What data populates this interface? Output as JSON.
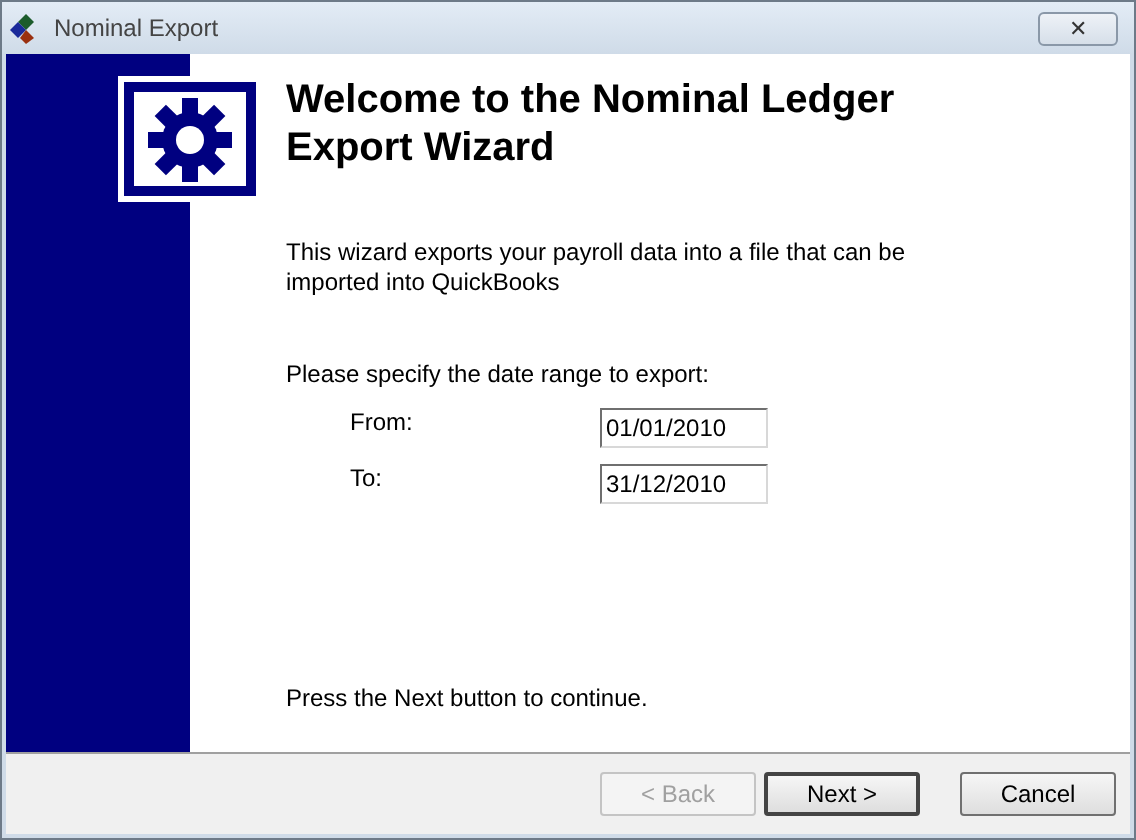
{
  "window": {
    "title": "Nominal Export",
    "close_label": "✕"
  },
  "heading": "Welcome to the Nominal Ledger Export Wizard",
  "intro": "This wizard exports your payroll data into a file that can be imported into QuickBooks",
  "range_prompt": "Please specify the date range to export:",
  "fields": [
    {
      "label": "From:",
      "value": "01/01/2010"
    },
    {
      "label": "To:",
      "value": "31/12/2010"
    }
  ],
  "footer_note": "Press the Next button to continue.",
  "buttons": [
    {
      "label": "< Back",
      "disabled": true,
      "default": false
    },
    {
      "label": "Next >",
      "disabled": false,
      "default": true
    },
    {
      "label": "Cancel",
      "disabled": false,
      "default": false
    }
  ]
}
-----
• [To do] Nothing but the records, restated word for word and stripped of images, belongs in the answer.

• [Output of the task]
What data populates this interface? Output as JSON.
{
  "window": {
    "title": "Nominal Export",
    "close_label": "✕"
  },
  "heading": "Welcome to the Nominal Ledger Export Wizard",
  "intro": "This wizard exports your payroll data into a file that can be imported into QuickBooks",
  "range_prompt": "Please specify the date range to export:",
  "fields": [
    {
      "label": "From:",
      "value": "01/01/2010"
    },
    {
      "label": "To:",
      "value": "31/12/2010"
    }
  ],
  "footer_note": "Press the Next button to continue.",
  "buttons": [
    {
      "label": "< Back",
      "disabled": true,
      "default": false
    },
    {
      "label": "Next >",
      "disabled": false,
      "default": true
    },
    {
      "label": "Cancel",
      "disabled": false,
      "default": false
    }
  ]
}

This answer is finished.